◆ What the task requires:
Gather all lines in the records below that include the word "minutes".

◆ Supplied information:
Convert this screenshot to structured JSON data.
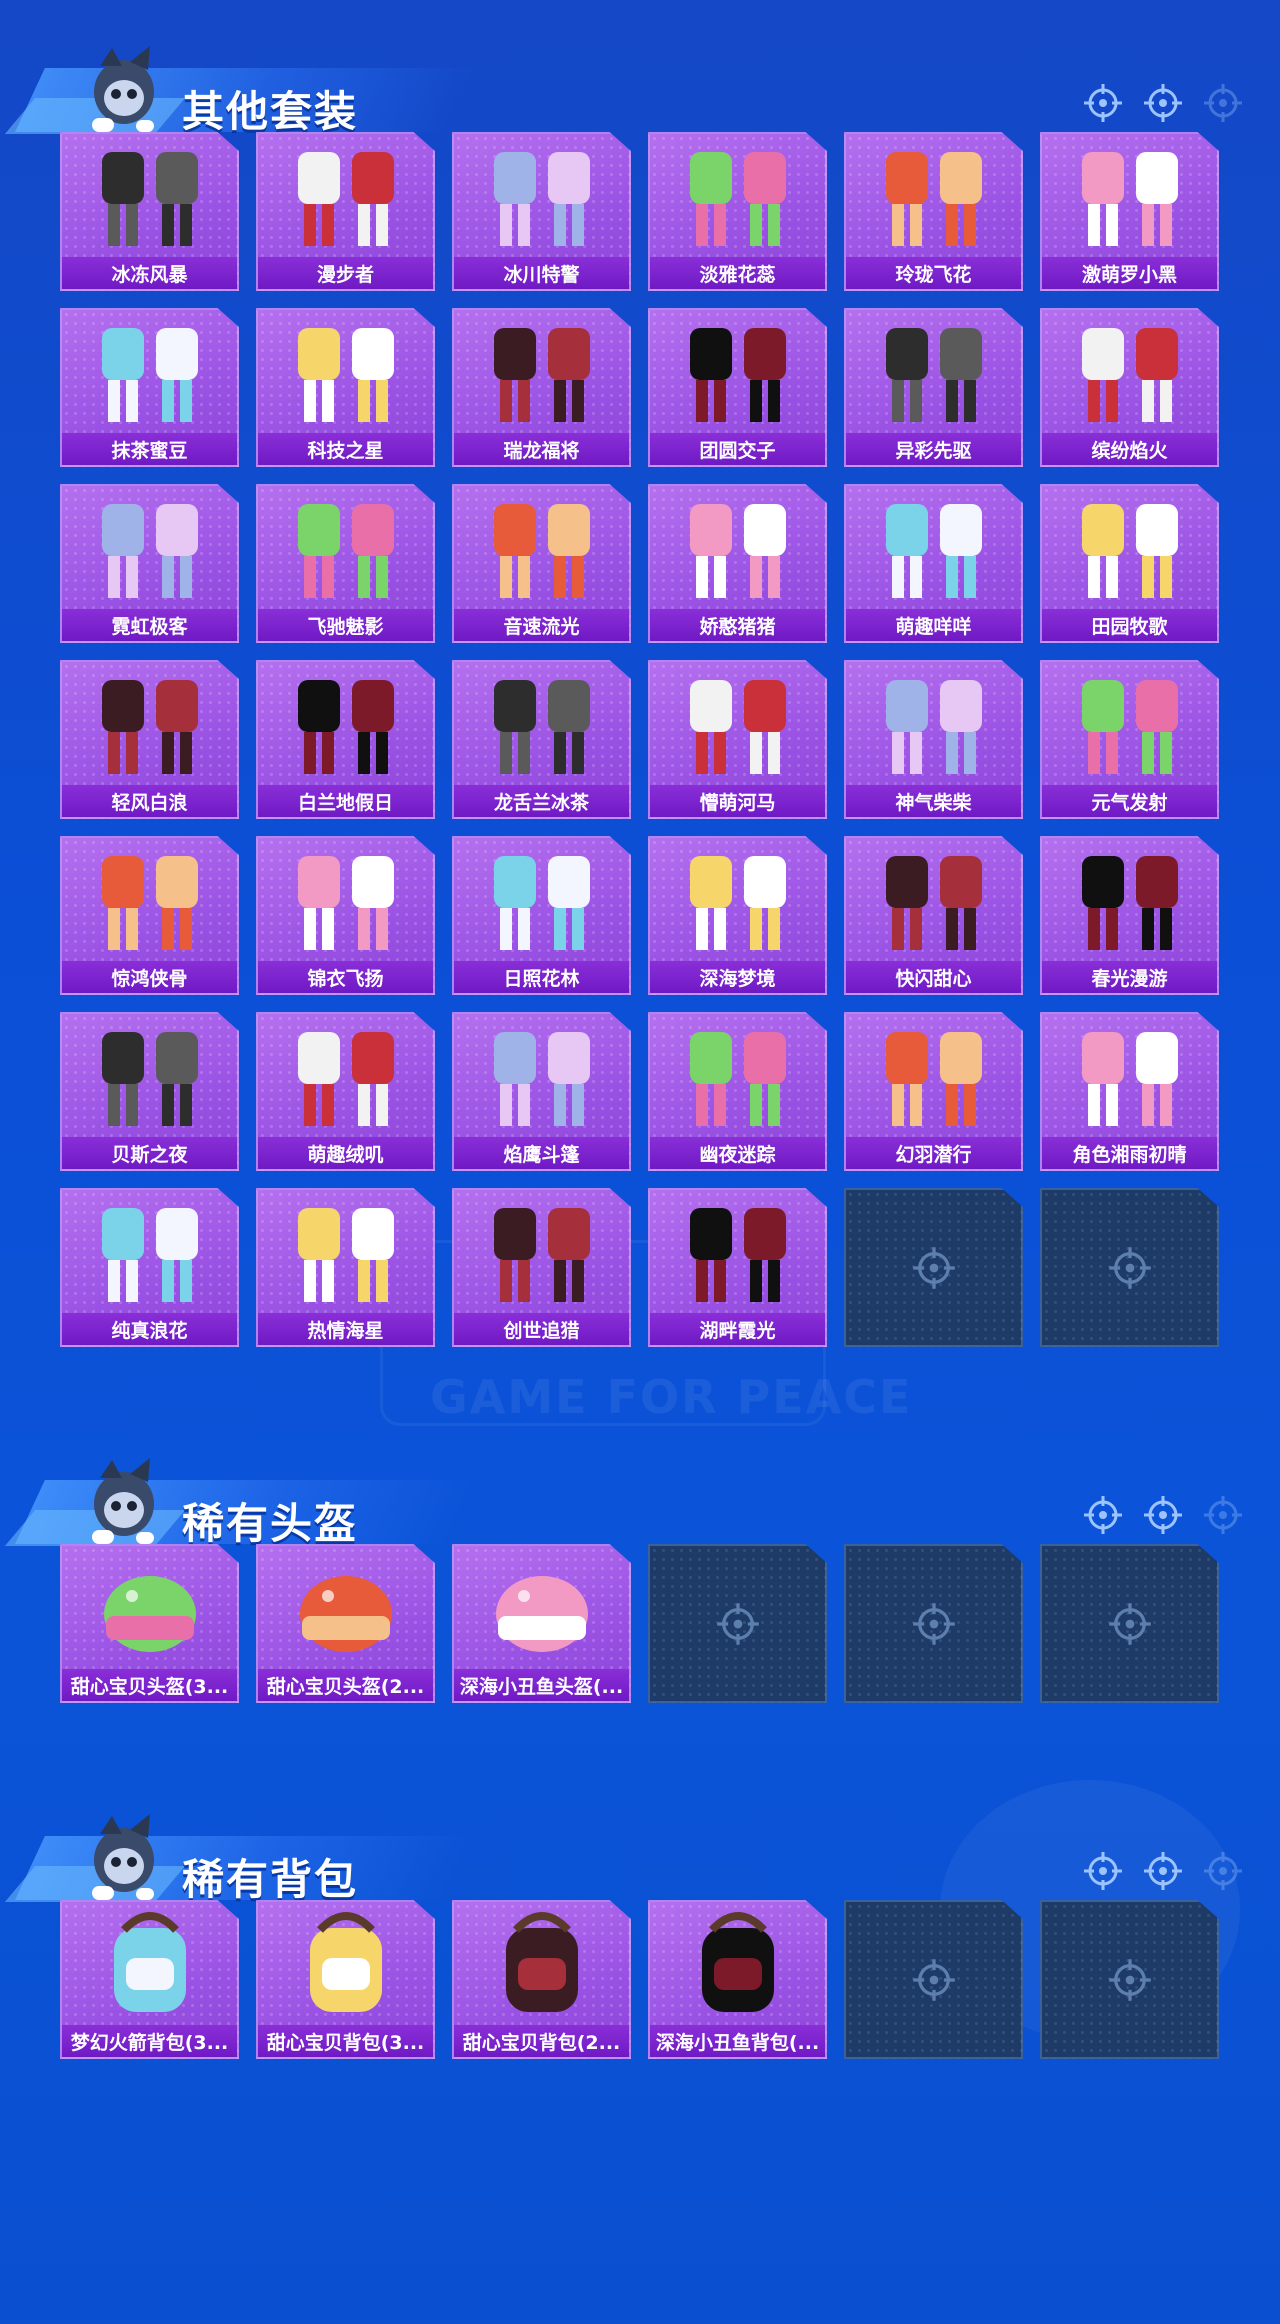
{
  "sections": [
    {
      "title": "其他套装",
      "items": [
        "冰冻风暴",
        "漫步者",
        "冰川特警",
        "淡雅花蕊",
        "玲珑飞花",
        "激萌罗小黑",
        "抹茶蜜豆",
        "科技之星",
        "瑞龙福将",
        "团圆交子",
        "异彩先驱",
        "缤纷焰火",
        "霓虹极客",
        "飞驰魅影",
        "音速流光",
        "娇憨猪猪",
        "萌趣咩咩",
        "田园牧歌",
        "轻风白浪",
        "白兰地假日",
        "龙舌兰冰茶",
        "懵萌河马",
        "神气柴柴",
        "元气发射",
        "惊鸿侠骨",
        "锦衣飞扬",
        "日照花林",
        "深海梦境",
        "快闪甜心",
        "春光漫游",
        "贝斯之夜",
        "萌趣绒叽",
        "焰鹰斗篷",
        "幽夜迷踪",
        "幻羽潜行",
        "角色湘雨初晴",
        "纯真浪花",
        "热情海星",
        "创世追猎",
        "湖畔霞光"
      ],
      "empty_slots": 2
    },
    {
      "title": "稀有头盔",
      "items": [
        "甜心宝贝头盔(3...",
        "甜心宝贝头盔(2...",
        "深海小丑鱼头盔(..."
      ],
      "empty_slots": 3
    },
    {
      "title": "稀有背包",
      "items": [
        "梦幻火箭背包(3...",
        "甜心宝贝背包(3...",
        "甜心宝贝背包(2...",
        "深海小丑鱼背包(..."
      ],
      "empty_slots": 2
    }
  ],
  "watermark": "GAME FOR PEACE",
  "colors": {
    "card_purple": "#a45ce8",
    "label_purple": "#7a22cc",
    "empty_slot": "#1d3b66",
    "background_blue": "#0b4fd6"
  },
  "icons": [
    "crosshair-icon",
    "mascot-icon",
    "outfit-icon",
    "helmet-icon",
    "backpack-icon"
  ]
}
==
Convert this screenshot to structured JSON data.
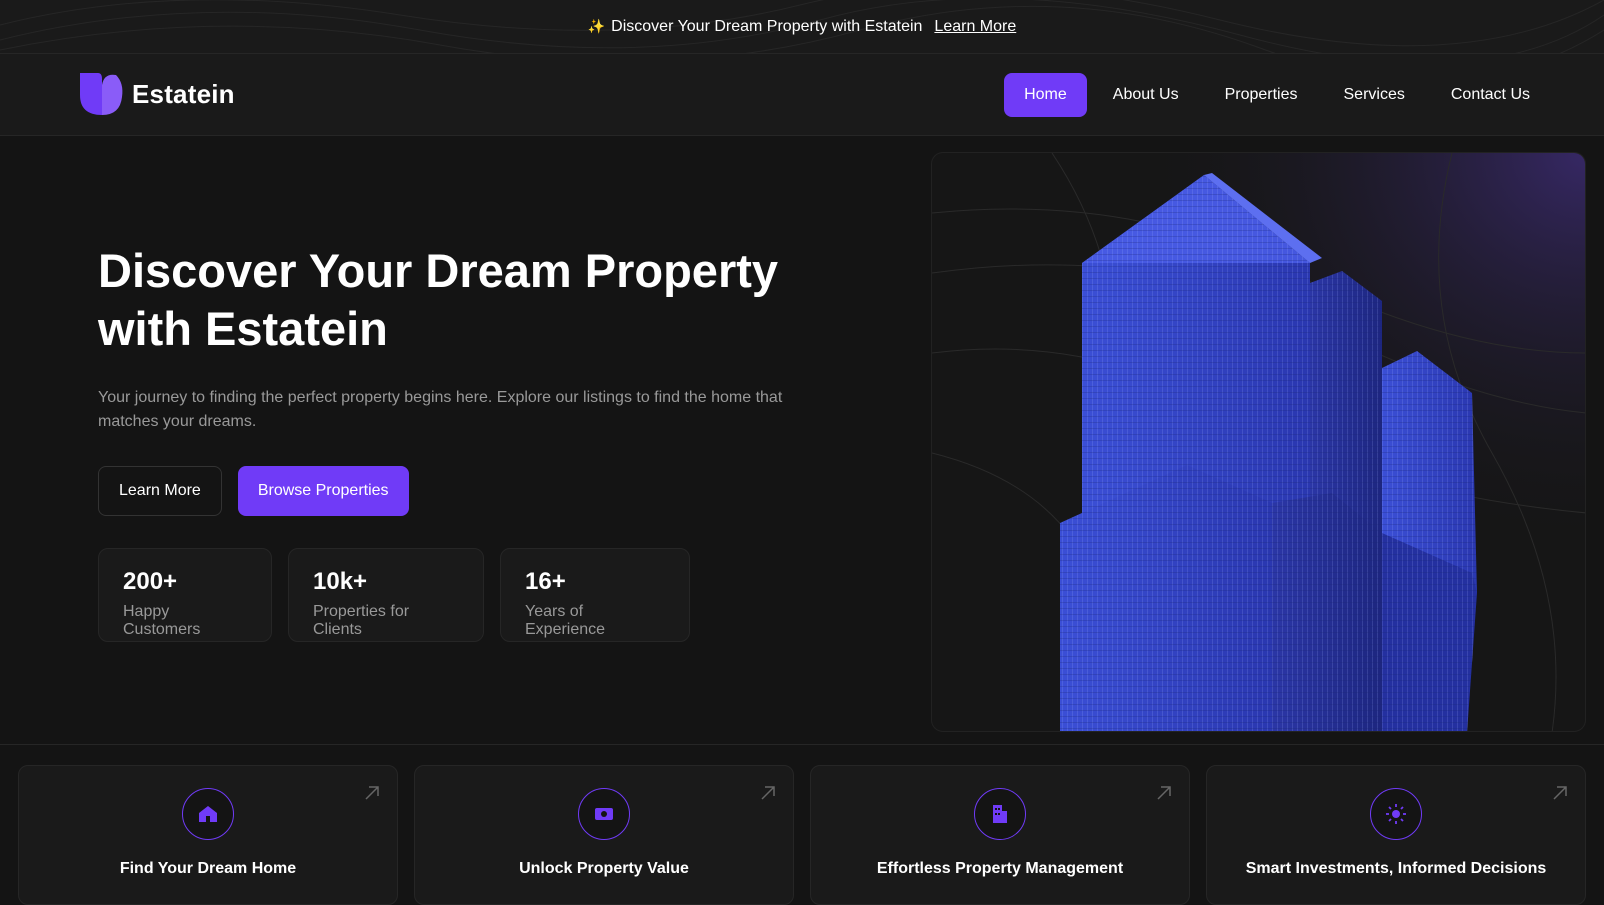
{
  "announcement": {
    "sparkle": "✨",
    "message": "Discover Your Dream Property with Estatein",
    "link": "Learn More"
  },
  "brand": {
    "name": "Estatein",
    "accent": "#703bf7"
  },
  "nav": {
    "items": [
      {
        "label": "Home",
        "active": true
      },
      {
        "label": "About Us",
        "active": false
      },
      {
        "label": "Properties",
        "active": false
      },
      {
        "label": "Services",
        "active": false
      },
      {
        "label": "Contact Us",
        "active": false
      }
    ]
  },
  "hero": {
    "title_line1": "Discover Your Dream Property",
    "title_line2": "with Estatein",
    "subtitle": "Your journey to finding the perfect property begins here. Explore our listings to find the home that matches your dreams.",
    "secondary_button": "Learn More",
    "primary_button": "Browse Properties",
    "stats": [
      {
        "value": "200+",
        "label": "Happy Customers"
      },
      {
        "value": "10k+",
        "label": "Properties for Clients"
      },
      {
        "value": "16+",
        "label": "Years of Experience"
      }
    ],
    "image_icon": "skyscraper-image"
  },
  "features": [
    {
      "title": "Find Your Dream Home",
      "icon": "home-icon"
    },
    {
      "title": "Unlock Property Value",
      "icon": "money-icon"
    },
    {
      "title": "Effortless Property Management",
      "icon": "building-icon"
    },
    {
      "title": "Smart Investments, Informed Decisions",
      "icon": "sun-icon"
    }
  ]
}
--
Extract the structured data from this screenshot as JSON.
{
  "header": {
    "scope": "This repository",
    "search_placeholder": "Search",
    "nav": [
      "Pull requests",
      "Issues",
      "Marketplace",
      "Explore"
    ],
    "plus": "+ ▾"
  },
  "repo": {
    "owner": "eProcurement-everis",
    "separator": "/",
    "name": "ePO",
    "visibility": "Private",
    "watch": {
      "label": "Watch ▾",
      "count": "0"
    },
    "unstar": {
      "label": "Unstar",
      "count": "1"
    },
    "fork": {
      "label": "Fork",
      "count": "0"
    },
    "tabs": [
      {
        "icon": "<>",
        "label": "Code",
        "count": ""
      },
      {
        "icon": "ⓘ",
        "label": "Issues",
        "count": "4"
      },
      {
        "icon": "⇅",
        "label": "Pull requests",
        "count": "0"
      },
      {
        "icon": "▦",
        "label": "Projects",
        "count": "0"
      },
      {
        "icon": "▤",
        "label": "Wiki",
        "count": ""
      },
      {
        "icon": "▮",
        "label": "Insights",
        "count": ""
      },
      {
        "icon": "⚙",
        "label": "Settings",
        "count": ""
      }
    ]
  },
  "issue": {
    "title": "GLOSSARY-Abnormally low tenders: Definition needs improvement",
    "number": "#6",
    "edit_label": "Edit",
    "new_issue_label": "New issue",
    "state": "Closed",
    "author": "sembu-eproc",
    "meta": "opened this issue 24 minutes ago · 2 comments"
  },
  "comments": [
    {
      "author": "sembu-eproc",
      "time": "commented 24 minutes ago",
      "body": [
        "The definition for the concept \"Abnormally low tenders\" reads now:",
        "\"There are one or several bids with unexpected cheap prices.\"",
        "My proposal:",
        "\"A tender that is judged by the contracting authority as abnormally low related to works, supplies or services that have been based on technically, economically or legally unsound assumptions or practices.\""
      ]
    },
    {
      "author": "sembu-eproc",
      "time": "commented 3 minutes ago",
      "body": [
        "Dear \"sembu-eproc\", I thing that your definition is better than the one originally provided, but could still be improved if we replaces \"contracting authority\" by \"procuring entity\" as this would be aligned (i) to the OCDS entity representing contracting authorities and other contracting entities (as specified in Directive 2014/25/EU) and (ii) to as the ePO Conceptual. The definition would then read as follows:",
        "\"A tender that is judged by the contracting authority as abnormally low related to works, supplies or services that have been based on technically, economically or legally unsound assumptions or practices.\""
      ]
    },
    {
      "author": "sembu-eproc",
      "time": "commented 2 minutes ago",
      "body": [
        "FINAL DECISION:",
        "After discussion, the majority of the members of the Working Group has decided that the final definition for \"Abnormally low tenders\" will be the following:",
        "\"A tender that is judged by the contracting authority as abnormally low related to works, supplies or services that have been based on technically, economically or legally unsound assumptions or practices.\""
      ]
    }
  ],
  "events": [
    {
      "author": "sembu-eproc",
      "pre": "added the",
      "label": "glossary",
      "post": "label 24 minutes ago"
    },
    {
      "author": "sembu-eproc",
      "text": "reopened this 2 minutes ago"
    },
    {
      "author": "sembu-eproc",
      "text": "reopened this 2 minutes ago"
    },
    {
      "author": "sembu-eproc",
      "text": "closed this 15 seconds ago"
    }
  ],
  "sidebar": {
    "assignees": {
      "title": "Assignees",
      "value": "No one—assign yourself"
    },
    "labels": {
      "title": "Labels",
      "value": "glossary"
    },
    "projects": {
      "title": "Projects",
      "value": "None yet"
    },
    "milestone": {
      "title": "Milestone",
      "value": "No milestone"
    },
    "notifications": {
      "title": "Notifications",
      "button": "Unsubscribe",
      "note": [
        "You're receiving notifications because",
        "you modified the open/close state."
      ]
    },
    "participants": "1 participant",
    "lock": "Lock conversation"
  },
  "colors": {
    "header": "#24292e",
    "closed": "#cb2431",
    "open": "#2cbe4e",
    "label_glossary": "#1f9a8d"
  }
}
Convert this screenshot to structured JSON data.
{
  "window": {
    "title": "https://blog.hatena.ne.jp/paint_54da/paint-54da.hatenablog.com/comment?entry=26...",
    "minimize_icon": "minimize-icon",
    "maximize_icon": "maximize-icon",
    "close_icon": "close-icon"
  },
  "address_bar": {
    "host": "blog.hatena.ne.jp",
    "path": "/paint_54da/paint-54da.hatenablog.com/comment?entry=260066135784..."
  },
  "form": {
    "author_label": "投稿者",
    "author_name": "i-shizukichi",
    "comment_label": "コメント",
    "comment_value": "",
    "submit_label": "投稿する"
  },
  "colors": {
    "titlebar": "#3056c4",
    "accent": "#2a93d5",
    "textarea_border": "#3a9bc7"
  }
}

◆ Exercise answer:
    "meta": "opened this issue 24 minutes ago · 2 comments"
      "time": "commented 24 minutes ago",
      "time": "commented 3 minutes ago",
      "time": "commented 2 minutes ago",
      "post": "label 24 minutes ago"
      "text": "reopened this 2 minutes ago"
      "text": "reopened this 2 minutes ago"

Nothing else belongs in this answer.